Remember when Sun Microsystems proclaimed that "the network is the computer"? Many people guffawed at that proclamation. What was once a clever slogan is now a reality thanks to the proliferation of web-based applications.
Chances are you use more than a couple of web apps in your daily life—email, storage, office applications, and more. What’s great about web apps is that you can use them anywhere and with any computer or mobile device. On the other hand, with most of those apps you’re locked in a closed ecosystem. Or worse, you may be handing over the rights to your content and your files when you agree to the terms of service. But it doesn’t have to be that way.

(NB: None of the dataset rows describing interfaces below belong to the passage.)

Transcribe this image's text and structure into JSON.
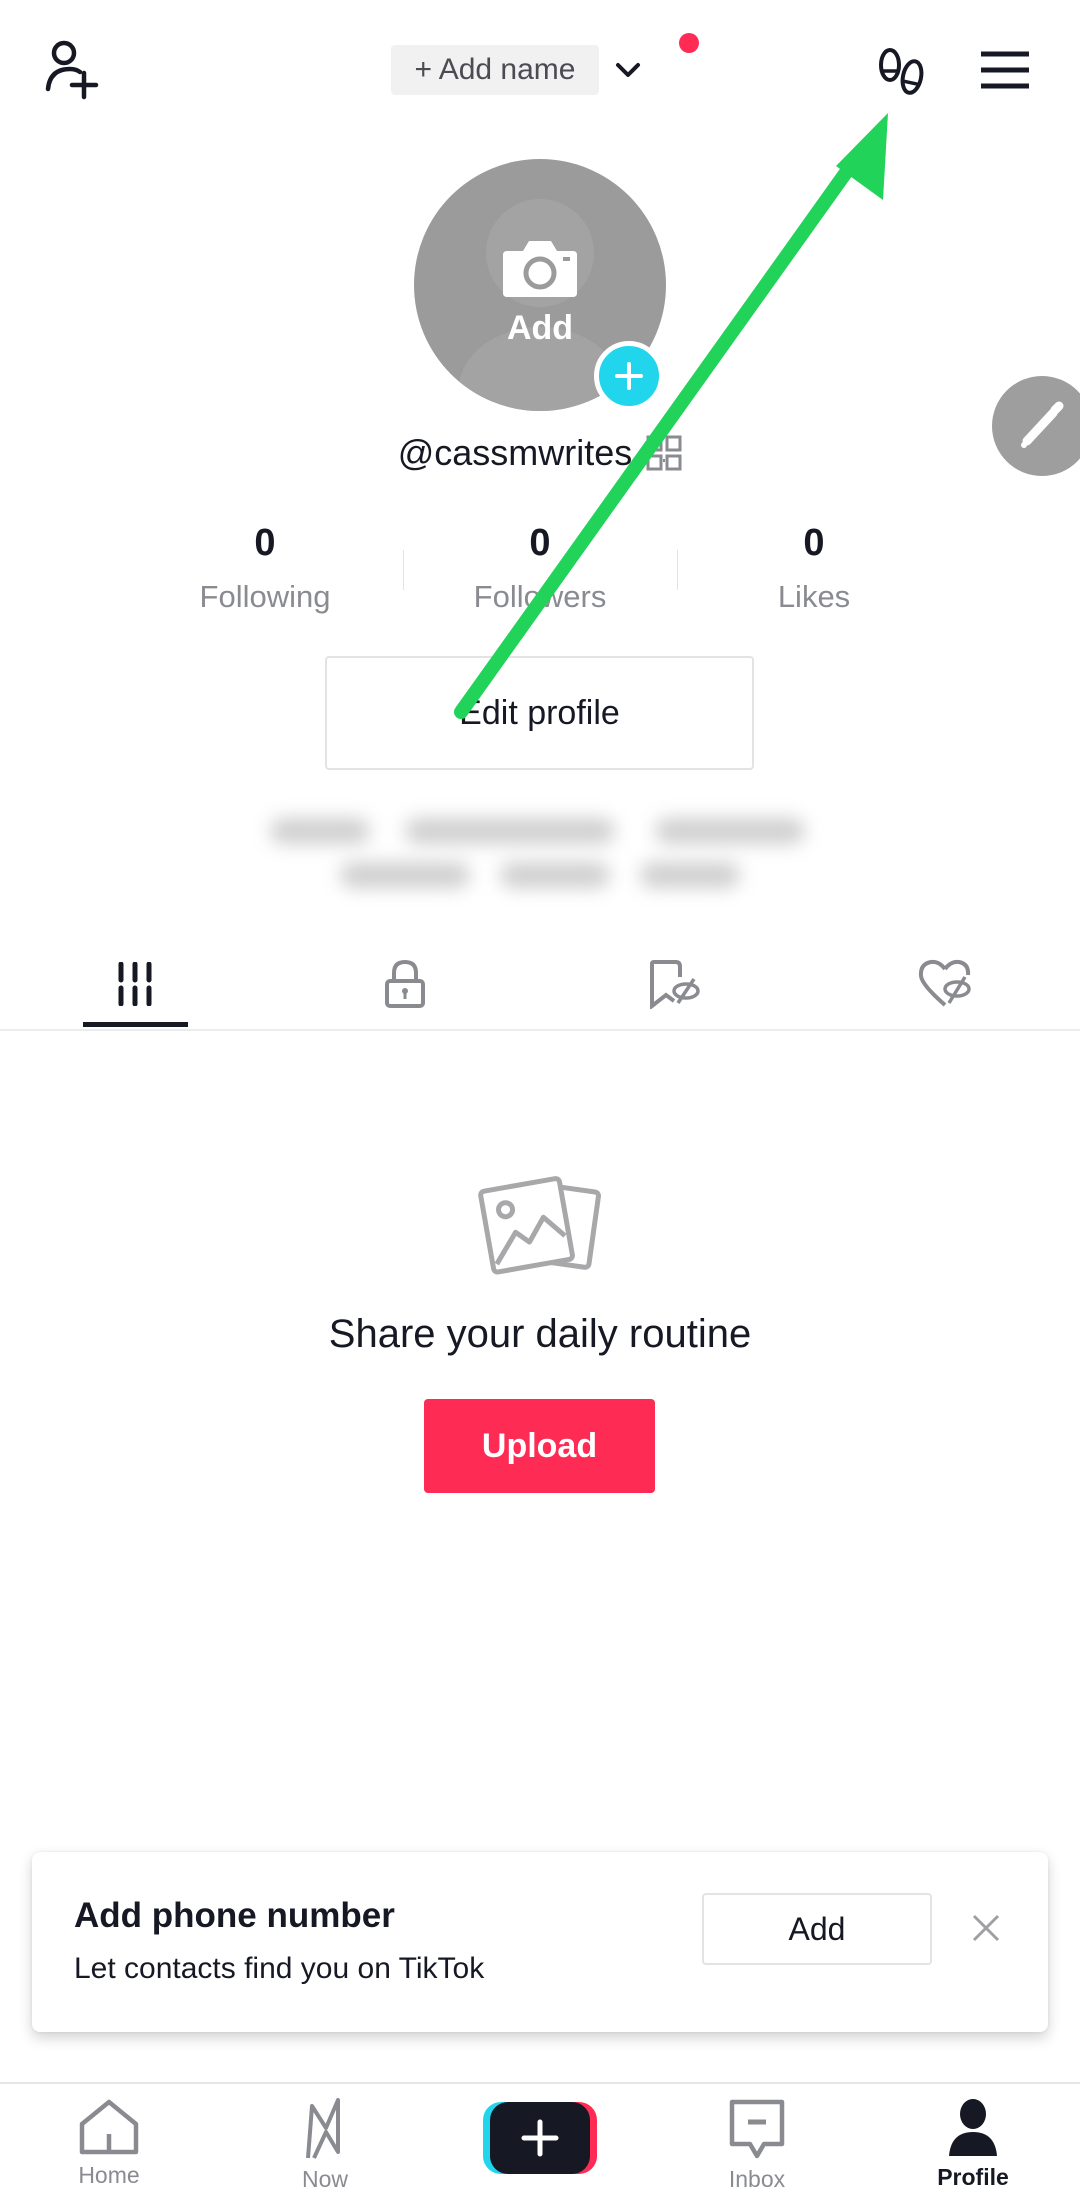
{
  "header": {
    "add_user_icon": "person-add-icon",
    "name_chip_label": "+ Add name",
    "dropdown_icon": "chevron-down-icon",
    "notification_dot_color": "#fe2c55",
    "footprints_icon": "footprints-icon",
    "menu_icon": "hamburger-menu-icon"
  },
  "profile": {
    "avatar_add_label": "Add",
    "avatar_icon": "camera-icon",
    "badge_icon": "plus-icon",
    "username": "@cassmwrites",
    "qr_icon": "qr-code-icon",
    "edit_icon": "pencil-icon",
    "stats": [
      {
        "value": "0",
        "label": "Following"
      },
      {
        "value": "0",
        "label": "Followers"
      },
      {
        "value": "0",
        "label": "Likes"
      }
    ],
    "edit_profile_label": "Edit profile",
    "bio_blurred": true
  },
  "tabs": [
    {
      "name": "videos",
      "icon": "grid-icon",
      "active": true
    },
    {
      "name": "private",
      "icon": "lock-icon",
      "active": false
    },
    {
      "name": "favorites",
      "icon": "bookmark-hidden-icon",
      "active": false
    },
    {
      "name": "liked",
      "icon": "heart-hidden-icon",
      "active": false
    }
  ],
  "empty_state": {
    "icon": "photos-icon",
    "title": "Share your daily routine",
    "upload_label": "Upload"
  },
  "phone_prompt": {
    "title": "Add phone number",
    "subtitle": "Let contacts find you on TikTok",
    "add_label": "Add",
    "close_icon": "close-icon"
  },
  "bottom_nav": [
    {
      "label": "Home",
      "icon": "home-icon",
      "active": false
    },
    {
      "label": "Now",
      "icon": "now-icon",
      "active": false
    },
    {
      "label": "",
      "icon": "create-plus-icon",
      "active": false
    },
    {
      "label": "Inbox",
      "icon": "inbox-icon",
      "active": false
    },
    {
      "label": "Profile",
      "icon": "profile-icon",
      "active": true
    }
  ],
  "colors": {
    "accent": "#fe2c55",
    "cyan": "#20d5ec",
    "text": "#161823",
    "muted": "#8a8b91",
    "annotation_arrow": "#22d35a"
  }
}
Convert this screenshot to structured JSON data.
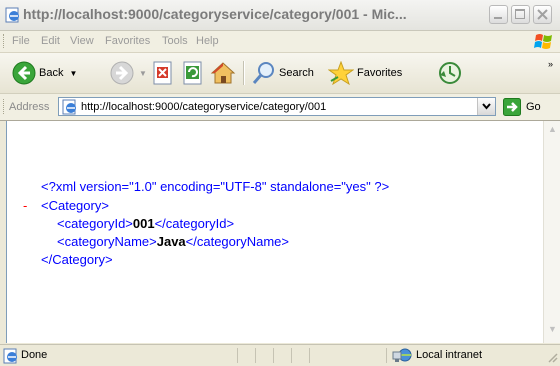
{
  "window": {
    "title": "http://localhost:9000/categoryservice/category/001 - Mic..."
  },
  "menu": {
    "items": [
      "File",
      "Edit",
      "View",
      "Favorites",
      "Tools",
      "Help"
    ]
  },
  "toolbar": {
    "back_label": "Back",
    "search_label": "Search",
    "favorites_label": "Favorites"
  },
  "address": {
    "label": "Address",
    "url": "http://localhost:9000/categoryservice/category/001",
    "go_label": "Go"
  },
  "document": {
    "declaration": "<?xml version=\"1.0\" encoding=\"UTF-8\" standalone=\"yes\" ?>",
    "collapse_marker": "-",
    "root_open": "<Category>",
    "root_close": "</Category>",
    "fields": [
      {
        "open": "<categoryId>",
        "value": "001",
        "close": "</categoryId>"
      },
      {
        "open": "<categoryName>",
        "value": "Java",
        "close": "</categoryName>"
      }
    ]
  },
  "status": {
    "text": "Done",
    "zone": "Local intranet"
  },
  "colors": {
    "xml_tag": "#0000ff",
    "collapse_marker": "#ff0000",
    "value": "#000000"
  }
}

You can replace a number of popular web apps with solid open source alternatives. If you want to embrace your inner geek, you can even run many of them on your own web server. Or, you can use hosted versions of those apps which will only set you back a few dollars a month.

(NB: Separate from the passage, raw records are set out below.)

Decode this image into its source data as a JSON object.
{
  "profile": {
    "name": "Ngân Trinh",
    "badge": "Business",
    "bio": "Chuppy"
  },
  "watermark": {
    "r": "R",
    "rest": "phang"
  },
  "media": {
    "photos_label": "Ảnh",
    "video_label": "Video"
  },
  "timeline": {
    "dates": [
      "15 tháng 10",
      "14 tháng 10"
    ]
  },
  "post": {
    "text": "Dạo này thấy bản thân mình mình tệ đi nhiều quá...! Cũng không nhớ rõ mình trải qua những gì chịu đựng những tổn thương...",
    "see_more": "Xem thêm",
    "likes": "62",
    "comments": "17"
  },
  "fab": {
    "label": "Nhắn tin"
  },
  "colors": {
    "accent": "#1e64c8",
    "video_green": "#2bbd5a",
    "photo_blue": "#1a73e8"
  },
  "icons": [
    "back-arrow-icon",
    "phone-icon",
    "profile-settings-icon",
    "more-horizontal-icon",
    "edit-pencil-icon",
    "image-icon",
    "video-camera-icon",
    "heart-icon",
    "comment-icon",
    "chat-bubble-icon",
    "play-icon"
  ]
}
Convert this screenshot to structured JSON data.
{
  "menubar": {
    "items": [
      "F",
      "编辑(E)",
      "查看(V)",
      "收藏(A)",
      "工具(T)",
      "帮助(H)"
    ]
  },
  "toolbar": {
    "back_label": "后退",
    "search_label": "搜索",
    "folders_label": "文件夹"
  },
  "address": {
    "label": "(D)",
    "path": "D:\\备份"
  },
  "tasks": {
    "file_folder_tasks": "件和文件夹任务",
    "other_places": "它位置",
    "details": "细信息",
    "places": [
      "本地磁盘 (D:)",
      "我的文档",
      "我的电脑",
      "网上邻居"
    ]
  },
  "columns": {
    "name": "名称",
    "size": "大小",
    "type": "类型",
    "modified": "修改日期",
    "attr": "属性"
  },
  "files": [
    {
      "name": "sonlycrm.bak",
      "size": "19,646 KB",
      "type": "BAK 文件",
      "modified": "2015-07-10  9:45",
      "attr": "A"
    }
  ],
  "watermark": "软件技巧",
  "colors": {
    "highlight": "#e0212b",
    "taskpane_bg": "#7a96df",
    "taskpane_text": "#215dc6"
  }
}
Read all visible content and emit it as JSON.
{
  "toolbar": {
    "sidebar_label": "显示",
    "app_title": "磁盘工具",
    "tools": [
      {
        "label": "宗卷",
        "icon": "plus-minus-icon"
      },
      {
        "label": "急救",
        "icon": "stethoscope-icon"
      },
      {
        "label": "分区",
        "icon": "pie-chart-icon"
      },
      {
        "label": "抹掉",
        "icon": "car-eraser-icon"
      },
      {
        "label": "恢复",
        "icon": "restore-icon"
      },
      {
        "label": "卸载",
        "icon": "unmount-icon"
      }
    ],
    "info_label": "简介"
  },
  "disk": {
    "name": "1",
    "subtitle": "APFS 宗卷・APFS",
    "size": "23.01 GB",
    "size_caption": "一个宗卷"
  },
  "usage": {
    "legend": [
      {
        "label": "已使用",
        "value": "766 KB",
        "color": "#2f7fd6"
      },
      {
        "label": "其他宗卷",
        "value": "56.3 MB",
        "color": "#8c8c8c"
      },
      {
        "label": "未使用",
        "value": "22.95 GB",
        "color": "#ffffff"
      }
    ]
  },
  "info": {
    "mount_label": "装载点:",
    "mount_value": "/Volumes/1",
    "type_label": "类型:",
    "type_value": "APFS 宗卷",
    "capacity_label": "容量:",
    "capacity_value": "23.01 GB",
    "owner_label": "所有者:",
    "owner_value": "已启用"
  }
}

Let’s take a look at 5 open source alternatives to some popular web apps.
Who doesn’t like whipping out their smartphone and snapping photo of themselves or something they’re doing, then sharing the photo? While Instagram is still all the rage for doing that, you can keep control your own photos using ownStaGram.
ownStaGram is a self hosted replacement for Instagram. All you need is a web server that runs PHP and mySQL, and you can install it in a few minutes. From there, you can upload photos from your computer to your instance of ownStaGram. Or, you can use the Android app (which includes several of those hackneyed Instagram-like filters).

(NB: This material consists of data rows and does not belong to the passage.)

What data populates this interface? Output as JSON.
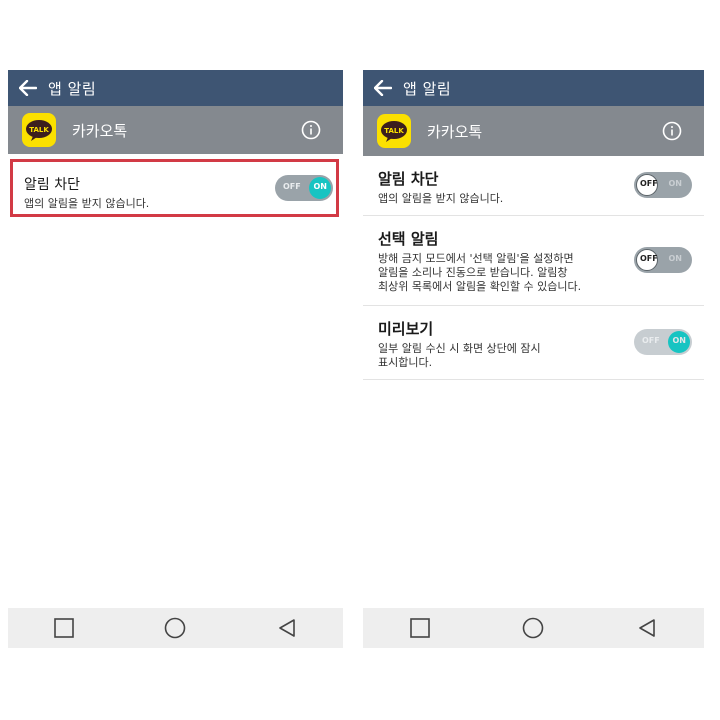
{
  "left": {
    "title": "앱 알림",
    "app_name": "카카오톡",
    "app_icon_text": "TALK",
    "row": {
      "title": "알림 차단",
      "desc": "앱의 알림을 받지 않습니다.",
      "toggle": {
        "off": "OFF",
        "on": "ON",
        "state": "on"
      }
    }
  },
  "right": {
    "title": "앱 알림",
    "app_name": "카카오톡",
    "app_icon_text": "TALK",
    "rows": [
      {
        "title": "알림 차단",
        "desc": [
          "앱의 알림을 받지 않습니다."
        ],
        "toggle": {
          "off": "OFF",
          "on": "ON",
          "state": "off"
        }
      },
      {
        "title": "선택 알림",
        "desc": [
          "방해 금지 모드에서 '선택 알림'을 설정하면",
          "알림을 소리나 진동으로 받습니다. 알림창",
          "최상위 목록에서 알림을 확인할 수 있습니다."
        ],
        "toggle": {
          "off": "OFF",
          "on": "ON",
          "state": "off"
        }
      },
      {
        "title": "미리보기",
        "desc": [
          "일부 알림 수신 시 화면 상단에 잠시",
          "표시합니다."
        ],
        "toggle": {
          "off": "OFF",
          "on": "ON",
          "state": "on"
        }
      }
    ]
  },
  "colors": {
    "titlebar": "#3e5573",
    "appbar": "#84898f",
    "kakao_yellow": "#fbe000",
    "toggle_on": "#17c4c2",
    "highlight": "#d23a45"
  },
  "icons": [
    "back-arrow-icon",
    "kakaotalk-icon",
    "info-icon",
    "recent-apps-icon",
    "home-icon",
    "back-triangle-icon"
  ]
}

One of the key selling points of ownStaGram is that you:
Keep the ownership of your photos. No one will ever use them for advertising or anything else. Your photos belong to you.
That’s a pretty good reason to give ownStaGram a try.
There’s a lot to read on the web and not enough time to read all of it. At least, not when you find it. That’s where read-it-later tools like Instapaper and Pocket come in. They let you save interesting articles and blog posts until you can get around to them.
wallabag puts the power of Instapaper and Pocket into your hands, and under your control. It’s a self-hosted read-it-later application that does most everything its commercial rivals do—from removing navigation and advertising to saving your articles as an EPUB file. There are also mobile apps and web browser extensions that make using wallabag easier. If maintaining your own instance of wallabag isn’t your thing, you can use the hosted version called Framabag.
You can learn more about wallabag in this article.
It’s hard to believe that it’s been a year since Google pulled the plug on Google Reader. In the interim, a number of RSS readers came on the scene. Among them, a number of open source tools. One of the better ones is FreshRSS.
FreshRSS is a self-hosted reader, which is easy to use, fast, and attractive. All you need to do is add links to the RSS feeds for your favorite sites (or upload a collection of feeds in OPML format) and you’re ready to go. You can also save items in your feeds to wallabag, to Shaarli (a bookmark manager, described later in this article), Diaspora, or post a link to those items on Twitter, Facebook, or Google+.
When it comes to storing and synchronizing your files online, Dropbox, Box, iCloud, and OneDrive are arguably the most popular on the web. ownCloud does most everything that the proprietary names do and it keeps control of your information in your hands.
With ownCloud, you can get to your files and information from anywhere, synchronize your data between computers and devices, and share individual files and folders with others.
ownCloud goes beyond storage. Thanks to a range of apps, ownCloud offers you a flexible set of tools. They include a document viewer, a calendar, a to-do list, an RSS reader, a music player, a note taking app, and more.
While you can host your own version of ownCloud, there are also a number of service providers offering free and low-cost hosted versions of ownCloud that are ready to use.
How many bookmarks have you collected over the years? I’m willing to bet more than you can remember off the top of your head. Why shouldn’t those bookmarks be under your control?
That’s the promise of Shaarli, a self-hosted bookmark manager that’s designed as a replacement for web apps like Delicious and Pinboard. You can save bookmarks by uploading a bookmark file from your web browser, by copying and pasting links into Shaarli, using a bookmarklet, or with the Android app. You can add tags to your links, and share them using an RSS or ATOM feed. If you want to, you can make your bookmarks private.
What makes Shaarli interesting is that it doesn’t need a database—Shaarli stores all of your bookmarks in an encrypted file on your server. Installation and maintenance is a breeze. On the other hand, Shaarli isn’t the most attractive web app and there’s no way to change its look and feel.
There are a number of alternatives to popular web apps. This article barely scratches the surface of those choices. If looking for other open source web apps, then check out Sandstorm.io, profiled earlier this year.